In Bangladesh, the horrendous brutal street assassinations of members of minority religions, secularists, and atheists violate every single value that we hold dear.
Just two weeks ago, 28-year-old Nazimuddin Samad was hacked to death in Dhaka, Bangladesh, after speaking out against the persecution of religious minorities on social media.
Evelyn Beatrice Hall, the late British author, wrote, “I may disapprove of what you say, but I will defend to the death your right to say it.”
In Bangladesh, discrimination and deadly violence against atheists, secularists, Hindus, Buddhists, and other religious minorities has unfortunately become a regular occurrence.
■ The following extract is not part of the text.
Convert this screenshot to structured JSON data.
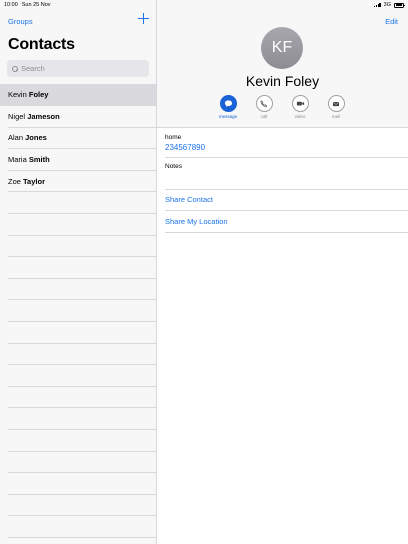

This underscores the absolutely necessity of not only defeating this global wave of intolerance, but standing up and fighting for the right of others to freely express their views, regardless of whether you agree with those views or not.
I introduced H. Res. 396 to call on the government of Bangladesh to protect the rights of all of its religious minorities, including Christians, Hindus, atheists, and others. They have a responsibility to uphold the principles of its secular constitution, including freedom of religion and freedom of expression and take action against this senseless violence.
I encourage my colleagues to take action and support this resolution’s passage.
House Resolution 396 would call on Bangladesh’s government to “protect the human rights of all its citizens, particularly vulnerable minorities, strengthen democratic institutions and rule of law, and prevent the growth of extremist groups.”
It’s symbolic, but it still hasn’t gone anywhere. It hasn’t even had a subcommittee hearing yet.